● **Dataset rows describing interfaces**
######

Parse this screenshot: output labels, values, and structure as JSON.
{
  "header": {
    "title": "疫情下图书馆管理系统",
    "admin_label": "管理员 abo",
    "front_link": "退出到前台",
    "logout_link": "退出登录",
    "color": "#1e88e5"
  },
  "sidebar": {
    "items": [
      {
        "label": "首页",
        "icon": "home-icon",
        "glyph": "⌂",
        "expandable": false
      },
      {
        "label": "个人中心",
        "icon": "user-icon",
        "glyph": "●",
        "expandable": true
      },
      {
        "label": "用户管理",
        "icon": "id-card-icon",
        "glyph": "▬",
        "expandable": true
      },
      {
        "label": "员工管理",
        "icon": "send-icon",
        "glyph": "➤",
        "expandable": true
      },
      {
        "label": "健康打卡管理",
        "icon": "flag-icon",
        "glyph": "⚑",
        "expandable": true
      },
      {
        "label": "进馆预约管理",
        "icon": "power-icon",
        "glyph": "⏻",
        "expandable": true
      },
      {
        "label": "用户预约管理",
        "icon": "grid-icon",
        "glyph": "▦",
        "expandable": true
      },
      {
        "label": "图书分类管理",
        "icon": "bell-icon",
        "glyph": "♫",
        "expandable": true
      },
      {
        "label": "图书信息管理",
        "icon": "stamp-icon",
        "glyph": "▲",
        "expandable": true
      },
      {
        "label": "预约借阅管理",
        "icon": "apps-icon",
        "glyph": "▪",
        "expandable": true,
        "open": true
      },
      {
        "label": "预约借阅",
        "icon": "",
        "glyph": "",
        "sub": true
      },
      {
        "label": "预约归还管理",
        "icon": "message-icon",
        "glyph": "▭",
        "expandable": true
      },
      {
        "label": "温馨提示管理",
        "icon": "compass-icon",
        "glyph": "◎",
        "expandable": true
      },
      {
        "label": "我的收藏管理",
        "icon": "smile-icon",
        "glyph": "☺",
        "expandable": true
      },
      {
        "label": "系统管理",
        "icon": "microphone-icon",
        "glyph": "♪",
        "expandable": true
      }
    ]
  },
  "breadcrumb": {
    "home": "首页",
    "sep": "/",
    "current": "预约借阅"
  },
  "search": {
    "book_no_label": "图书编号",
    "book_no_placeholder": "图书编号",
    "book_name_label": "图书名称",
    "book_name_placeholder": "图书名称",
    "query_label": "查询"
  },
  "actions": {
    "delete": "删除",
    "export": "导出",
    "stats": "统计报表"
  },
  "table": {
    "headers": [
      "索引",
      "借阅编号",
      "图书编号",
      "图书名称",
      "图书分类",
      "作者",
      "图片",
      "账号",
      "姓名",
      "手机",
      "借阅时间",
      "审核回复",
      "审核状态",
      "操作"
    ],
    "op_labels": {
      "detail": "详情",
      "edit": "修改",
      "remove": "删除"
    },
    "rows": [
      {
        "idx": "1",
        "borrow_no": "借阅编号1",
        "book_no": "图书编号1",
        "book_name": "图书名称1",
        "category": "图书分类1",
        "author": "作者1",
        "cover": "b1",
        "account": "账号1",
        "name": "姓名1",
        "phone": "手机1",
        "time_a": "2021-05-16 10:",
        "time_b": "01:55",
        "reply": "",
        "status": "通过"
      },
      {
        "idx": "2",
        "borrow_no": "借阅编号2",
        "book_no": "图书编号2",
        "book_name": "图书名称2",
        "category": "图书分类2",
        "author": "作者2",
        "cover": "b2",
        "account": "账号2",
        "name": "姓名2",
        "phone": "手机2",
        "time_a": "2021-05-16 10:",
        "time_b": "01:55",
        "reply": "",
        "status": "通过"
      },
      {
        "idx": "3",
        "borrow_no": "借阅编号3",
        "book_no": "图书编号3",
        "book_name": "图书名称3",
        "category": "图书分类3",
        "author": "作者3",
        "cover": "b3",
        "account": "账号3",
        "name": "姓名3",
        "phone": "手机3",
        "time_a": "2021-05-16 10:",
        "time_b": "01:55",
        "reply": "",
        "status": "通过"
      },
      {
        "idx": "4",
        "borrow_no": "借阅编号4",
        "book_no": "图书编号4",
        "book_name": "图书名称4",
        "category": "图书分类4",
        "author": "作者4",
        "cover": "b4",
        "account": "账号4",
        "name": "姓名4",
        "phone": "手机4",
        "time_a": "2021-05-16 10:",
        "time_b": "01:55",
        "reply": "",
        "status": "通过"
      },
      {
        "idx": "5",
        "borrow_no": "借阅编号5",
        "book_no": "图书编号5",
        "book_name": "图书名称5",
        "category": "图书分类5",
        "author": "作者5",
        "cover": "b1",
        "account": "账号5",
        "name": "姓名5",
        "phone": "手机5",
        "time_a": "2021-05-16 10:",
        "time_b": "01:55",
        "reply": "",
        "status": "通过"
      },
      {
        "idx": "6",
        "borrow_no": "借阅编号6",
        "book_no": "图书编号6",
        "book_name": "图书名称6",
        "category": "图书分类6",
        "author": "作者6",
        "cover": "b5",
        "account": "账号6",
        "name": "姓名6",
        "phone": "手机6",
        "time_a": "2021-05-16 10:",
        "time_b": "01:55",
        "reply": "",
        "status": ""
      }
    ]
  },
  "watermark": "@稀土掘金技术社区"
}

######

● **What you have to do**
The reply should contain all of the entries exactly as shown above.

● **Final answer**
Parse this screenshot: output labels, values, and structure as JSON.
{
  "header": {
    "title": "疫情下图书馆管理系统",
    "admin_label": "管理员 abo",
    "front_link": "退出到前台",
    "logout_link": "退出登录",
    "color": "#1e88e5"
  },
  "sidebar": {
    "items": [
      {
        "label": "首页",
        "icon": "home-icon",
        "glyph": "⌂",
        "expandable": false
      },
      {
        "label": "个人中心",
        "icon": "user-icon",
        "glyph": "●",
        "expandable": true
      },
      {
        "label": "用户管理",
        "icon": "id-card-icon",
        "glyph": "▬",
        "expandable": true
      },
      {
        "label": "员工管理",
        "icon": "send-icon",
        "glyph": "➤",
        "expandable": true
      },
      {
        "label": "健康打卡管理",
        "icon": "flag-icon",
        "glyph": "⚑",
        "expandable": true
      },
      {
        "label": "进馆预约管理",
        "icon": "power-icon",
        "glyph": "⏻",
        "expandable": true
      },
      {
        "label": "用户预约管理",
        "icon": "grid-icon",
        "glyph": "▦",
        "expandable": true
      },
      {
        "label": "图书分类管理",
        "icon": "bell-icon",
        "glyph": "♫",
        "expandable": true
      },
      {
        "label": "图书信息管理",
        "icon": "stamp-icon",
        "glyph": "▲",
        "expandable": true
      },
      {
        "label": "预约借阅管理",
        "icon": "apps-icon",
        "glyph": "▪",
        "expandable": true,
        "open": true
      },
      {
        "label": "预约借阅",
        "icon": "",
        "glyph": "",
        "sub": true
      },
      {
        "label": "预约归还管理",
        "icon": "message-icon",
        "glyph": "▭",
        "expandable": true
      },
      {
        "label": "温馨提示管理",
        "icon": "compass-icon",
        "glyph": "◎",
        "expandable": true
      },
      {
        "label": "我的收藏管理",
        "icon": "smile-icon",
        "glyph": "☺",
        "expandable": true
      },
      {
        "label": "系统管理",
        "icon": "microphone-icon",
        "glyph": "♪",
        "expandable": true
      }
    ]
  },
  "breadcrumb": {
    "home": "首页",
    "sep": "/",
    "current": "预约借阅"
  },
  "search": {
    "book_no_label": "图书编号",
    "book_no_placeholder": "图书编号",
    "book_name_label": "图书名称",
    "book_name_placeholder": "图书名称",
    "query_label": "查询"
  },
  "actions": {
    "delete": "删除",
    "export": "导出",
    "stats": "统计报表"
  },
  "table": {
    "headers": [
      "索引",
      "借阅编号",
      "图书编号",
      "图书名称",
      "图书分类",
      "作者",
      "图片",
      "账号",
      "姓名",
      "手机",
      "借阅时间",
      "审核回复",
      "审核状态",
      "操作"
    ],
    "op_labels": {
      "detail": "详情",
      "edit": "修改",
      "remove": "删除"
    },
    "rows": [
      {
        "idx": "1",
        "borrow_no": "借阅编号1",
        "book_no": "图书编号1",
        "book_name": "图书名称1",
        "category": "图书分类1",
        "author": "作者1",
        "cover": "b1",
        "account": "账号1",
        "name": "姓名1",
        "phone": "手机1",
        "time_a": "2021-05-16 10:",
        "time_b": "01:55",
        "reply": "",
        "status": "通过"
      },
      {
        "idx": "2",
        "borrow_no": "借阅编号2",
        "book_no": "图书编号2",
        "book_name": "图书名称2",
        "category": "图书分类2",
        "author": "作者2",
        "cover": "b2",
        "account": "账号2",
        "name": "姓名2",
        "phone": "手机2",
        "time_a": "2021-05-16 10:",
        "time_b": "01:55",
        "reply": "",
        "status": "通过"
      },
      {
        "idx": "3",
        "borrow_no": "借阅编号3",
        "book_no": "图书编号3",
        "book_name": "图书名称3",
        "category": "图书分类3",
        "author": "作者3",
        "cover": "b3",
        "account": "账号3",
        "name": "姓名3",
        "phone": "手机3",
        "time_a": "2021-05-16 10:",
        "time_b": "01:55",
        "reply": "",
        "status": "通过"
      },
      {
        "idx": "4",
        "borrow_no": "借阅编号4",
        "book_no": "图书编号4",
        "book_name": "图书名称4",
        "category": "图书分类4",
        "author": "作者4",
        "cover": "b4",
        "account": "账号4",
        "name": "姓名4",
        "phone": "手机4",
        "time_a": "2021-05-16 10:",
        "time_b": "01:55",
        "reply": "",
        "status": "通过"
      },
      {
        "idx": "5",
        "borrow_no": "借阅编号5",
        "book_no": "图书编号5",
        "book_name": "图书名称5",
        "category": "图书分类5",
        "author": "作者5",
        "cover": "b1",
        "account": "账号5",
        "name": "姓名5",
        "phone": "手机5",
        "time_a": "2021-05-16 10:",
        "time_b": "01:55",
        "reply": "",
        "status": "通过"
      },
      {
        "idx": "6",
        "borrow_no": "借阅编号6",
        "book_no": "图书编号6",
        "book_name": "图书名称6",
        "category": "图书分类6",
        "author": "作者6",
        "cover": "b5",
        "account": "账号6",
        "name": "姓名6",
        "phone": "手机6",
        "time_a": "2021-05-16 10:",
        "time_b": "01:55",
        "reply": "",
        "status": ""
      }
    ]
  },
  "watermark": "@稀土掘金技术社区"
}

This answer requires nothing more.